This was David’s first ever ACRE, so right from the beginning I walked us both through the proposal process. It was a lot of fun working with David on this process, because not only did I teach him a lot but he taught me a heck of a lot in one sitting!

We are now two weeks into our project, and have been reading A LOT!!!!! I cannot wait to share some of my readings with you all… but till then… you must wait! Muwahahaha!

Khadijah Dixon Internship at Philadephia Juvenile Probation

The new family court, which is where my office is.

The new family court, which is where my office is.

The desk that I work at.

The desk that I work at.

Me at my desk just taking a random picture.

Me at my desk just taking a random picture.

“Set your goals high, and don’t stop till you get there.” A quote by Bo Jackson, an American athlete, gives insight to how I plan to achieve my many goals. I am happy to say that I achieved one of them by receiving an internship from the Philadelphia Juvenile Probation Office. I had always dreamed of receiving a government internship. When I received the position, I was ecstatic. Completing a government internship/job, in my opinion, has always given one an advantage because one can see firsthand how a certain sector of the city’s offices operate. In my case, I am able to see how the juvenile probation department operates. The sector that I work in does behavioral evaluation referrals. Although this work mainly takes place at my desk, I get to travel and meet probation officers in the different districts. Also I talk to people in the education department and as well as people in community behavioral health.

In order to get this internship, it did require a lot of preparation. Thanks to the staff at the Experiential Learning and Career Development Center, they helped make my dream a reality. Karen Rieker helped me with my resume and cover letter to make sure it was understandable for my supervisor. She helped me remain optimistic and always gave kind words. While working at the center thanks to all the training and projects that I was given, it is truly helping me with my internship, especially dealing with sensitive information. My internship is similar to my job because it is not only the teen’s personal information, but at times their parents as well. But working at the ELCDC has definitely prepared me for this milestone in my life.
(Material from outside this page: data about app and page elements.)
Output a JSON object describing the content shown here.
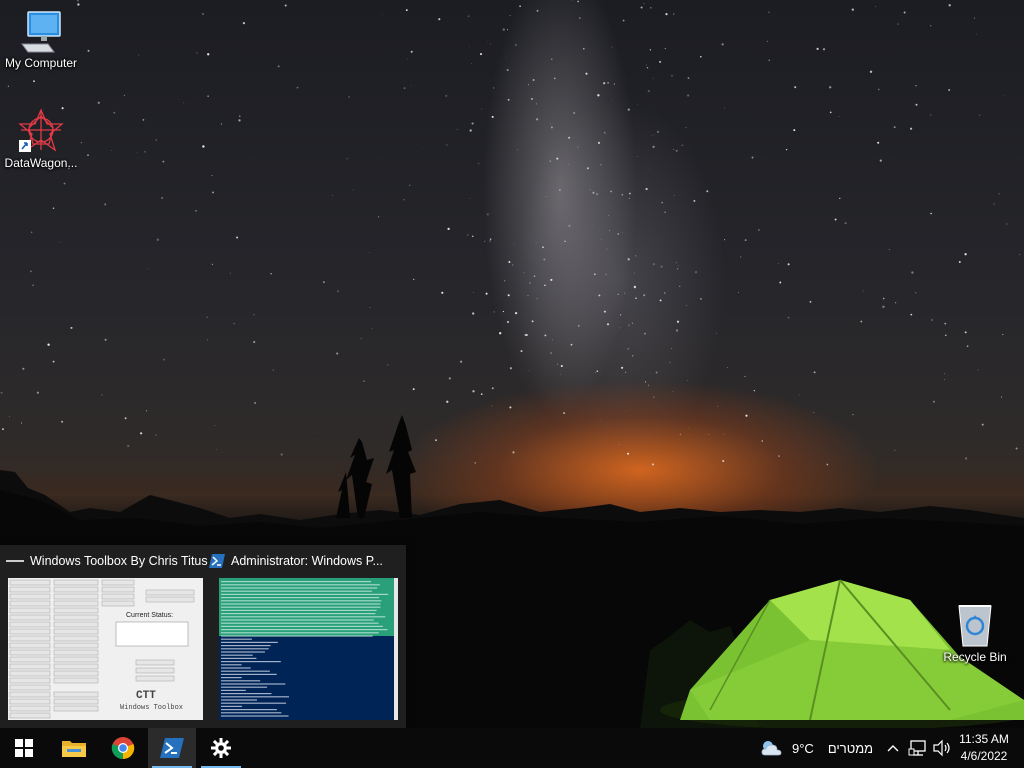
{
  "desktop": {
    "icons": [
      {
        "label": "My Computer"
      },
      {
        "label": "DataWagon..."
      },
      {
        "label": "Recycle Bin"
      }
    ]
  },
  "thumbnails": [
    {
      "title": "Windows Toolbox By Chris Titus",
      "preview": {
        "heading": "Current Status:",
        "logo": "CTT",
        "logo_sub": "Windows Toolbox"
      }
    },
    {
      "title": "Administrator: Windows P..."
    }
  ],
  "taskbar": {
    "apps": [
      "start",
      "file-explorer",
      "chrome",
      "powershell",
      "settings"
    ],
    "weather": {
      "temp": "9°C",
      "condition": "ממטרים",
      "icon": "partly-cloudy-icon"
    },
    "clock": {
      "time": "11:35 AM",
      "date": "4/6/2022"
    }
  },
  "colors": {
    "taskbar": "#0a0a0a",
    "running_indicator": "#76b9ed",
    "tent": "#8fd23a",
    "powershell_bg": "#012456"
  }
}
Although I did not have a formal interview, when I first went there for my orientation I was very nervous because I had not been through metal detectors in a long time. Also while waiting, I was not sure what to expect. But after talking to my supervisor, Catherine, I felt better and was ready to begin to work in the new building. I filled out all the necessary paper work, agreed to a background check and by Friday I began my first day on May 29th.

Good Luck Students!


We’d like to take a moment to wish all of our students only the best as they face finals next week!  I know everyone is dreaming of being done classes, but make sure to put in the work, study hard, and finish the semester strong!


Get every new post delivered to your Inbox.

Join 55 other followers